You’ve just completed one of the most challenging four years of your life. Now it’s your first day practicing, and you are about to realize the many things that dental school did not teach you. It’s time to use the team around you to keep learning.
A dentist has many responsibilities. They provide dental treatment. They offer care to under-served areas. They may owe on loans and must support the salary of the team they employ. They are active in organized dentistry to protect their profession and to stay current on evidence-based dentistry. Finally, they abide by our code of ethics, which are the essential pieces to our profession. But dentistry is more than dentistry.
To me, being a leader within our community is one of our greatest responsibilities. It’s also a chance to do something else that we are passionate about. We owe ourselves time away from dentistry to de-stress. As a dental student, you can pursue these interests now.

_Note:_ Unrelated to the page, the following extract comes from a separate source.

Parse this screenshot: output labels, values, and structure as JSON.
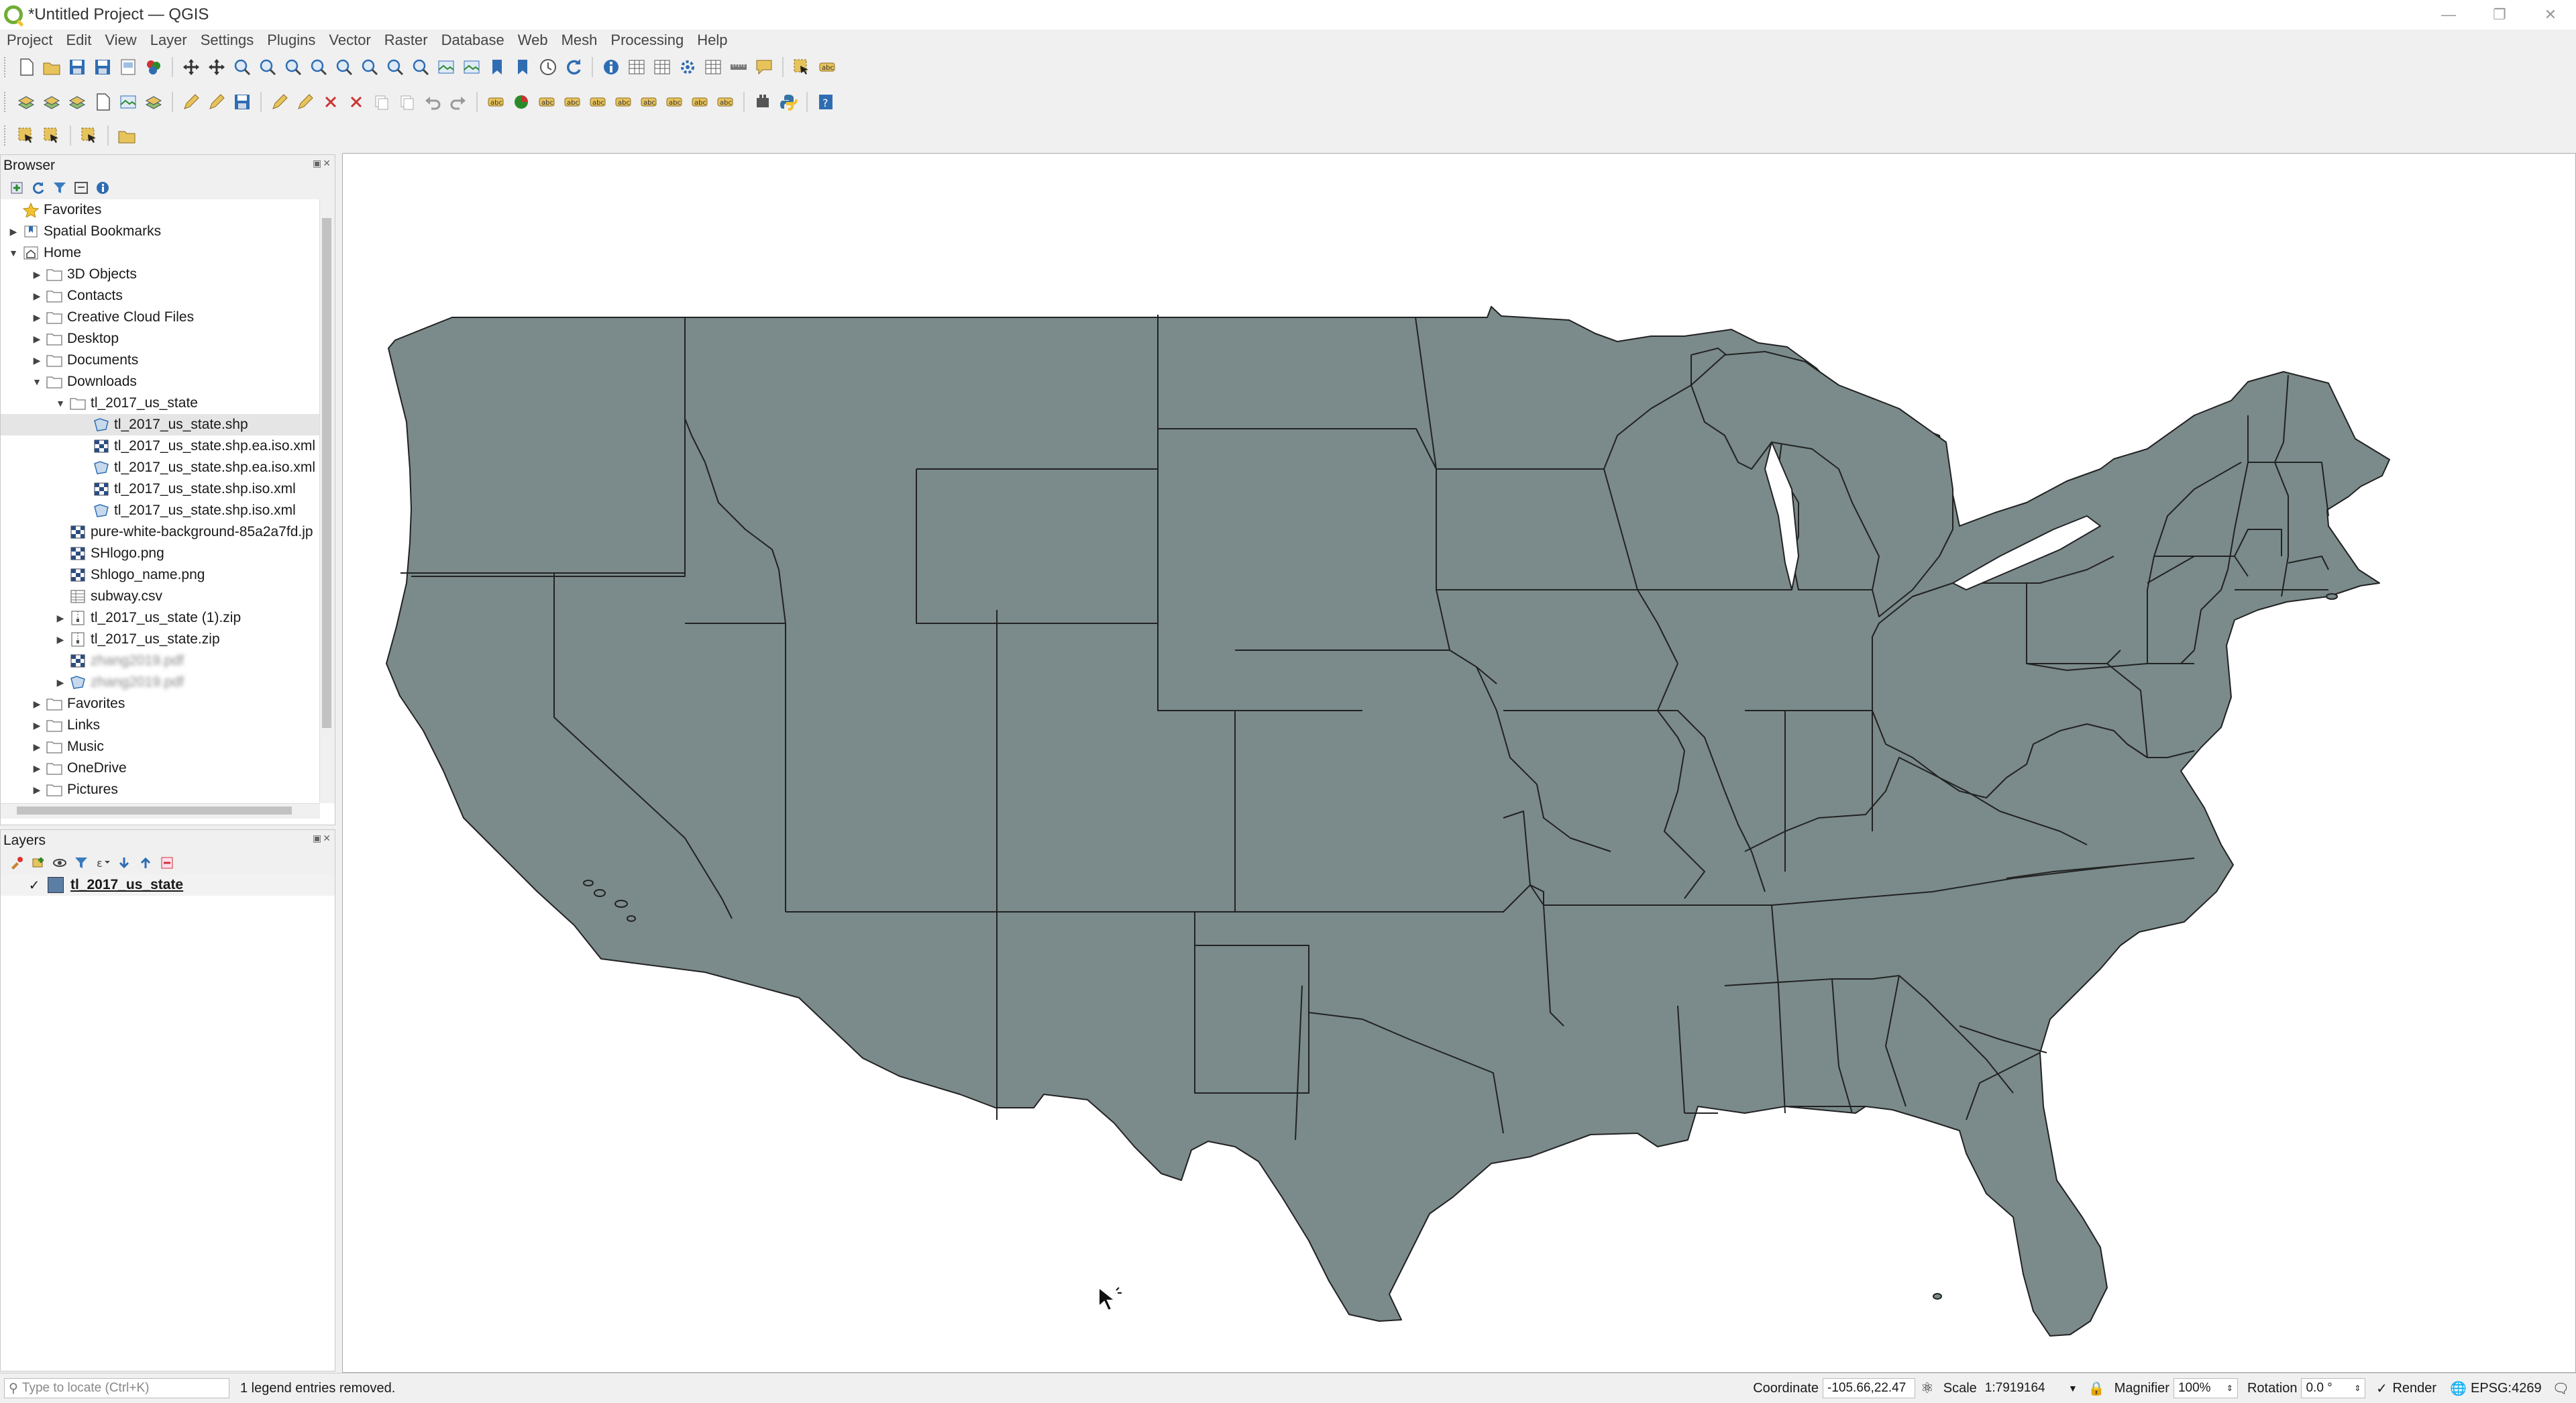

Dental students are required to collect extracted teeth throughout our four-year program. These teeth are used in classes such as operative, endodontics, and even our licensure exam for Texas – the WREB. In fact, collecting teeth is one of the first tasks assigned to us once we are accepted to dental school. Many students are able to collect several teeth, while others struggle to gather any. To make matters even more challenging, many of our assignments require the infamous “ideal” teeth that should be a variety from all over the mouth. Read on for Andrew’s solution to this dilemma…
There are topics in this profession that need we need to openly discuss. One of the greatest resources we have as dental students is to be surrounded by individuals who are passionate about dentistry. However, how often are we utilizing this resource to share opinions about the “hot topics” in dentistry? I believe round table discussions should be used frequently amongst faculty and students.